Dataset rows describing interfaces
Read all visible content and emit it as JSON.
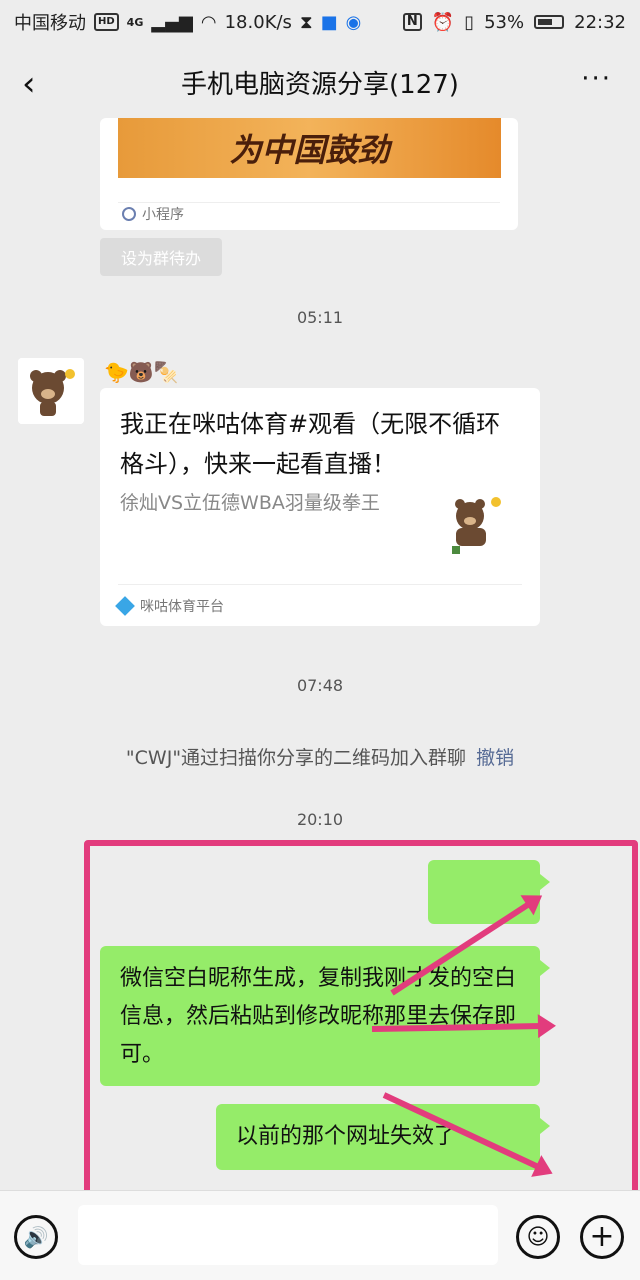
{
  "status_bar": {
    "carrier": "中国移动",
    "hd": "HD",
    "network": "4G",
    "speed": "18.0K/s",
    "nfc": "N",
    "battery": "53%",
    "time": "22:32"
  },
  "nav": {
    "title": "手机电脑资源分享(127)",
    "back_icon": "‹",
    "more_icon": "···"
  },
  "mini_program_card": {
    "banner_text": "为中国鼓劲",
    "label": "小程序"
  },
  "set_todo_label": "设为群待办",
  "times": [
    "05:11",
    "07:48",
    "20:10"
  ],
  "share_card": {
    "sender_emoji": "🐤🐻🍢",
    "title": "我正在咪咕体育#观看（无限不循环格斗），快来一起看直播！",
    "desc": "徐灿VS立伍德WBA羽量级拳王",
    "source": "咪咕体育平台"
  },
  "system_message": {
    "text": "\"CWJ\"通过扫描你分享的二维码加入群聊",
    "undo": "撤销"
  },
  "messages": [
    {
      "text": ""
    },
    {
      "text": "微信空白昵称生成，复制我刚才发的空白信息，然后粘贴到修改昵称那里去保存即可。"
    },
    {
      "text": "以前的那个网址失效了"
    }
  ],
  "input": {
    "voice_icon": "🔊",
    "emoji_icon": "☺",
    "plus_icon": "+"
  },
  "colors": {
    "bubble": "#95ec69",
    "highlight": "#e23c7d",
    "link": "#576b95"
  }
}
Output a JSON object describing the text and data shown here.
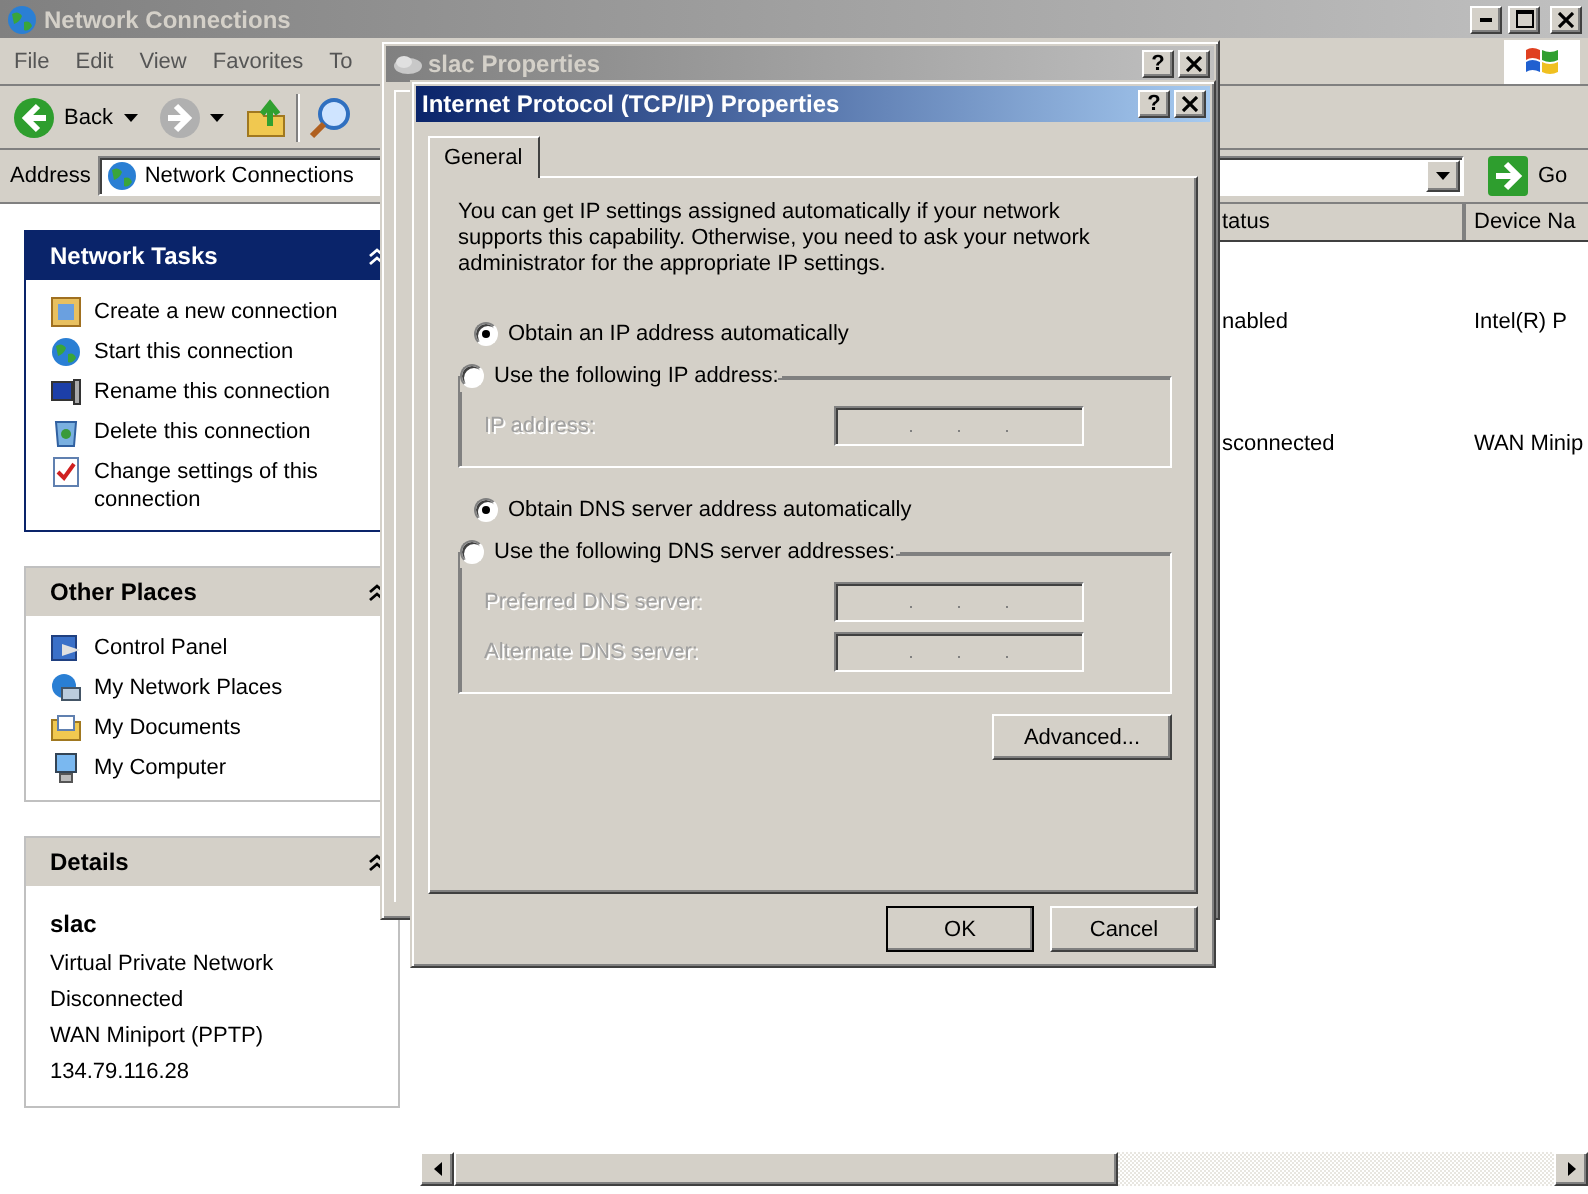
{
  "explorer": {
    "title": "Network Connections",
    "menu": [
      "File",
      "Edit",
      "View",
      "Favorites",
      "To"
    ],
    "back_label": "Back",
    "address_label": "Address",
    "address_value": "Network Connections",
    "go_label": "Go",
    "panels": [
      {
        "title": "Network Tasks",
        "highlighted": true,
        "items": [
          "Create a new connection",
          "Start this connection",
          "Rename this connection",
          "Delete this connection",
          "Change settings of this connection"
        ]
      },
      {
        "title": "Other Places",
        "highlighted": false,
        "items": [
          "Control Panel",
          "My Network Places",
          "My Documents",
          "My Computer"
        ]
      }
    ],
    "details": {
      "title": "Details",
      "name": "slac",
      "lines": [
        "Virtual Private Network",
        "Disconnected",
        "WAN Miniport (PPTP)",
        "134.79.116.28"
      ]
    },
    "columns": [
      "tatus",
      "Device Na"
    ],
    "rows": [
      [
        "nabled",
        "Intel(R) P"
      ],
      [
        "sconnected",
        "WAN Minip"
      ]
    ]
  },
  "background_dialog": {
    "title": "slac Properties",
    "help": "?"
  },
  "dialog": {
    "title": "Internet Protocol (TCP/IP) Properties",
    "help": "?",
    "tabs": [
      {
        "label": "General",
        "selected": true
      }
    ],
    "intro": "You can get IP settings assigned automatically if your network supports this capability. Otherwise, you need to ask your network administrator for the appropriate IP settings.",
    "ip_options": [
      {
        "label": "Obtain an IP address automatically",
        "selected": true
      },
      {
        "label": "Use the following IP address:",
        "selected": false
      }
    ],
    "ip_fields": [
      {
        "label": "IP address:",
        "disabled": true
      }
    ],
    "dns_options": [
      {
        "label": "Obtain DNS server address automatically",
        "selected": true
      },
      {
        "label": "Use the following DNS server addresses:",
        "selected": false
      }
    ],
    "dns_fields": [
      {
        "label": "Preferred DNS server:",
        "disabled": true
      },
      {
        "label": "Alternate DNS server:",
        "disabled": true
      }
    ],
    "advanced": "Advanced...",
    "buttons": [
      "OK",
      "Cancel"
    ]
  }
}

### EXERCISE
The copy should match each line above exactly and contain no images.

### YOUR SOLUTION
Read all visible content and emit it as JSON.
{
  "status_bar": {
    "carrier": "中国移动",
    "hd": "HD",
    "network": "4G",
    "speed": "18.0K/s",
    "nfc": "N",
    "battery": "53%",
    "time": "22:32"
  },
  "nav": {
    "title": "手机电脑资源分享(127)",
    "back_icon": "‹",
    "more_icon": "···"
  },
  "mini_program_card": {
    "banner_text": "为中国鼓劲",
    "label": "小程序"
  },
  "set_todo_label": "设为群待办",
  "times": [
    "05:11",
    "07:48",
    "20:10"
  ],
  "share_card": {
    "sender_emoji": "🐤🐻🍢",
    "title": "我正在咪咕体育#观看（无限不循环格斗），快来一起看直播！",
    "desc": "徐灿VS立伍德WBA羽量级拳王",
    "source": "咪咕体育平台"
  },
  "system_message": {
    "text": "\"CWJ\"通过扫描你分享的二维码加入群聊",
    "undo": "撤销"
  },
  "messages": [
    {
      "text": ""
    },
    {
      "text": "微信空白昵称生成，复制我刚才发的空白信息，然后粘贴到修改昵称那里去保存即可。"
    },
    {
      "text": "以前的那个网址失效了"
    }
  ],
  "input": {
    "voice_icon": "🔊",
    "emoji_icon": "☺",
    "plus_icon": "+"
  },
  "colors": {
    "bubble": "#95ec69",
    "highlight": "#e23c7d",
    "link": "#576b95"
  }
}
Output a JSON object describing the text and data shown here.
{
  "explorer": {
    "title": "Network Connections",
    "menu": [
      "File",
      "Edit",
      "View",
      "Favorites",
      "To"
    ],
    "back_label": "Back",
    "address_label": "Address",
    "address_value": "Network Connections",
    "go_label": "Go",
    "panels": [
      {
        "title": "Network Tasks",
        "highlighted": true,
        "items": [
          "Create a new connection",
          "Start this connection",
          "Rename this connection",
          "Delete this connection",
          "Change settings of this connection"
        ]
      },
      {
        "title": "Other Places",
        "highlighted": false,
        "items": [
          "Control Panel",
          "My Network Places",
          "My Documents",
          "My Computer"
        ]
      }
    ],
    "details": {
      "title": "Details",
      "name": "slac",
      "lines": [
        "Virtual Private Network",
        "Disconnected",
        "WAN Miniport (PPTP)",
        "134.79.116.28"
      ]
    },
    "columns": [
      "tatus",
      "Device Na"
    ],
    "rows": [
      [
        "nabled",
        "Intel(R) P"
      ],
      [
        "sconnected",
        "WAN Minip"
      ]
    ]
  },
  "background_dialog": {
    "title": "slac Properties",
    "help": "?"
  },
  "dialog": {
    "title": "Internet Protocol (TCP/IP) Properties",
    "help": "?",
    "tabs": [
      {
        "label": "General",
        "selected": true
      }
    ],
    "intro": "You can get IP settings assigned automatically if your network supports this capability. Otherwise, you need to ask your network administrator for the appropriate IP settings.",
    "ip_options": [
      {
        "label": "Obtain an IP address automatically",
        "selected": true
      },
      {
        "label": "Use the following IP address:",
        "selected": false
      }
    ],
    "ip_fields": [
      {
        "label": "IP address:",
        "disabled": true
      }
    ],
    "dns_options": [
      {
        "label": "Obtain DNS server address automatically",
        "selected": true
      },
      {
        "label": "Use the following DNS server addresses:",
        "selected": false
      }
    ],
    "dns_fields": [
      {
        "label": "Preferred DNS server:",
        "disabled": true
      },
      {
        "label": "Alternate DNS server:",
        "disabled": true
      }
    ],
    "advanced": "Advanced...",
    "buttons": [
      "OK",
      "Cancel"
    ]
  }
}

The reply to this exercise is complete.